The Berlin-Brandenburg region will have to prepare for 89 degrees Fahrenheit (32 degrees Centigrade). Tuesday will not yet deliver what the German Meteorological Service called a “heatwave for the history books”. The latter will hit two days later.
Wednesday in the South-West
For Wednesday, forecasts look sort of similar. But the excessive heat in the south-west will increase and move across the entire southern half of Germany. In Munich, 93 degrees Fahrenheit (34 degrees Centigrade) are expected.
In the warmest German city of them all, Freiburg, 102 degrees were forecast (39 degrees Centigrade) for Wednesday. Whoever thinks it can not get worse than that might want to think again. In Trier, located right at the border to Luxemburg, 104 degrees (40 degrees Centigrade) will likely be reached.
All of the above sounds like a joke compared to the forecast for Thursday. Eastern Frisia, a region not known for excessive heat, at least under normal circumstances, will experience 91 degrees (33 degrees Centigrade). In Brandenburg and around Berlin, 99 degrees (37 degrees Centigrade) will be reached, and 102 degrees (39 degrees Centigrade) in Frankfurt am Main.
But it does get even hotter than that, in Germany’s south-west. Here, the temperature range expected on Thursday starts at 102 degrees Fahrenheit (39 degrees Centigrade) in Freiburg and peaks at 106 degrees (41 degrees Centigrade) in the Saarland province.
Fun at the Beach and Danger

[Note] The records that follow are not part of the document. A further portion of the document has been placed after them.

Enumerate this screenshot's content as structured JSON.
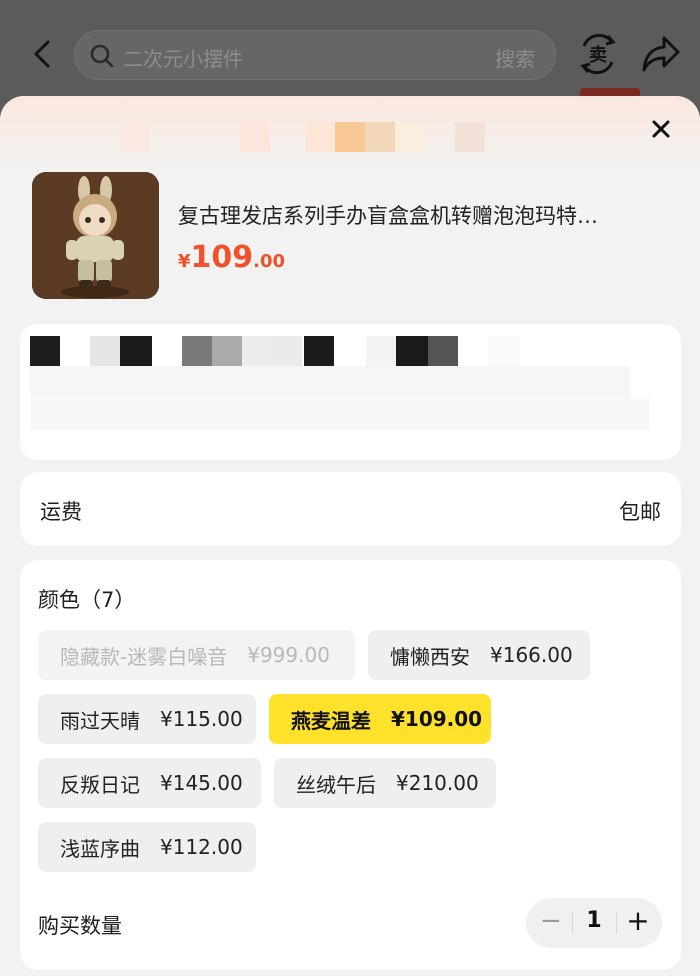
{
  "search": {
    "placeholder": "二次元小摆件",
    "button_label": "搜索"
  },
  "header": {
    "sell_icon": "sell-icon",
    "share_icon": "share-icon",
    "back_icon": "back-arrow-icon"
  },
  "product": {
    "title": "复古理发店系列手办盲盒盒机转赠泡泡玛特…",
    "price_currency": "¥",
    "price_integer": "109",
    "price_decimal": ".00"
  },
  "shipping": {
    "label": "运费",
    "value": "包邮"
  },
  "options": {
    "title": "颜色（7）",
    "items": [
      {
        "name": "隐藏款-迷雾白噪音",
        "price": "¥999.00",
        "state": "disabled"
      },
      {
        "name": "慵懒西安",
        "price": "¥166.00",
        "state": "normal"
      },
      {
        "name": "雨过天晴",
        "price": "¥115.00",
        "state": "normal"
      },
      {
        "name": "燕麦温差",
        "price": "¥109.00",
        "state": "selected"
      },
      {
        "name": "反叛日记",
        "price": "¥145.00",
        "state": "normal"
      },
      {
        "name": "丝绒午后",
        "price": "¥210.00",
        "state": "normal"
      },
      {
        "name": "浅蓝序曲",
        "price": "¥112.00",
        "state": "normal"
      }
    ]
  },
  "quantity": {
    "label": "购买数量",
    "value": "1",
    "minus": "−",
    "plus": "+"
  },
  "colors": {
    "accent_price": "#f2502b",
    "selected_chip": "#fde12a"
  }
}
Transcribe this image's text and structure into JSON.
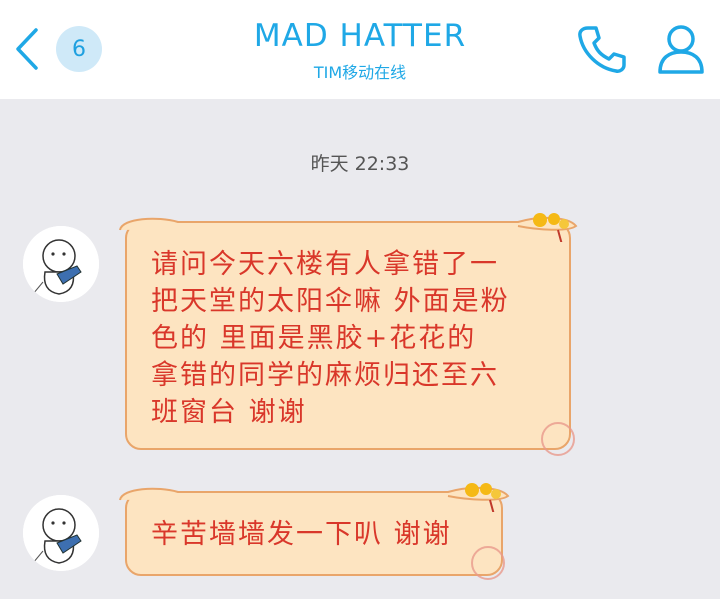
{
  "header": {
    "unread_badge": "6",
    "contact_name": "MAD HATTER",
    "status": "TIM移动在线"
  },
  "timestamp": "昨天 22:33",
  "messages": [
    {
      "lines": [
        "请问今天六楼有人拿错了一",
        "把天堂的太阳伞嘛 外面是粉",
        "色的 里面是黑胶+花花的",
        "拿错的同学的麻烦归还至六",
        "班窗台 谢谢"
      ]
    },
    {
      "lines": [
        "辛苦墙墙发一下叭 谢谢"
      ]
    }
  ],
  "colors": {
    "accent": "#1fa8e6",
    "bubble_fill": "#fde4c1",
    "bubble_border": "#e9a56a",
    "bubble_text": "#d9372a"
  },
  "icons": {
    "back": "chevron-left-icon",
    "phone": "phone-icon",
    "profile": "person-icon"
  }
}
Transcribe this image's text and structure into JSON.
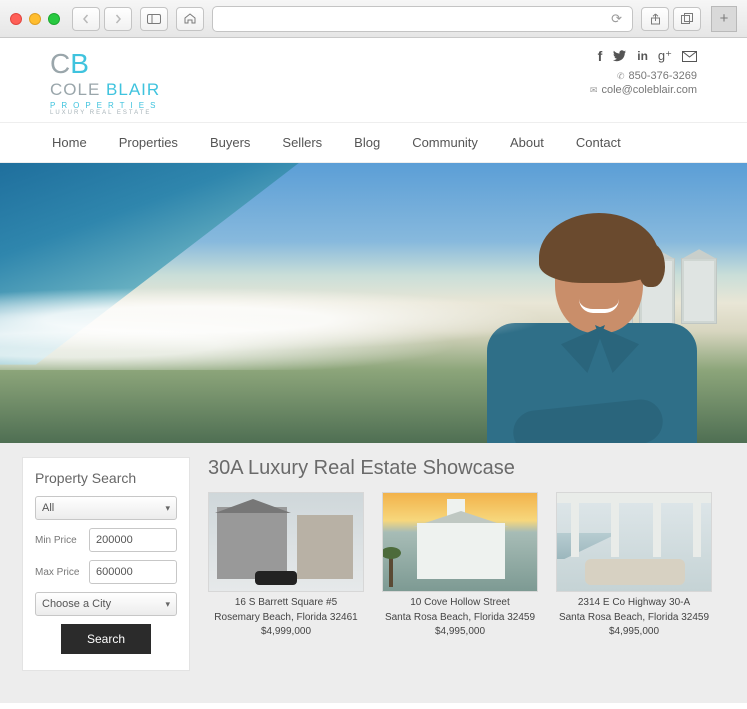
{
  "chrome": {
    "refresh_glyph": "⟳",
    "share_glyph": "⇪",
    "tabs_glyph": "⧉",
    "plus_glyph": "+"
  },
  "header": {
    "logo_c": "C",
    "logo_b": "B",
    "logo_name_a": "COLE ",
    "logo_name_b": "BLAIR",
    "logo_sub1": "PROPERTIES",
    "logo_sub2": "LUXURY REAL ESTATE",
    "phone": "850-376-3269",
    "email": "cole@coleblair.com",
    "social": {
      "facebook": "f",
      "twitter": "",
      "linkedin": "in",
      "google": "g⁺",
      "mail": "✉"
    }
  },
  "nav": {
    "items": [
      "Home",
      "Properties",
      "Buyers",
      "Sellers",
      "Blog",
      "Community",
      "About",
      "Contact"
    ]
  },
  "search": {
    "title": "Property Search",
    "type_select": "All",
    "min_label": "Min Price",
    "min_value": "200000",
    "max_label": "Max Price",
    "max_value": "600000",
    "city_select": "Choose a City",
    "button": "Search"
  },
  "showcase": {
    "title": "30A Luxury Real Estate Showcase",
    "listings": [
      {
        "line1": "16 S Barrett Square #5",
        "line2": "Rosemary Beach, Florida 32461",
        "price": "$4,999,000"
      },
      {
        "line1": "10 Cove Hollow Street",
        "line2": "Santa Rosa Beach, Florida 32459",
        "price": "$4,995,000"
      },
      {
        "line1": "2314 E Co Highway 30-A",
        "line2": "Santa Rosa Beach, Florida 32459",
        "price": "$4,995,000"
      }
    ]
  }
}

What might sound great to tourists at Germany’s North Sea and Baltic Sea beaches is actually dangerous. This kind of heat is a health hazard, especially for older people. Everyone should be drinking enough water and stay in the shade as much as possible.
Another problem is the danger to forests. During the last heatwave three weeks ago, several large forest fires in Brandenburg needed to be fought.
Germany’s public outdoor swimming pools will most likely be crowded for the rest of the week. There are hundreds of them all over the place. Frankfurt am Main has seven, Berlin as many as 25.
The largest one in the capital is ‘Strandbad Wannsee’, where visitors cool down in a lake. At the ‘Badeschiff’ in Berlin’s Treptow quarter the pool is on a barge, located right in the Spree river. This one provides the best photo opportunities.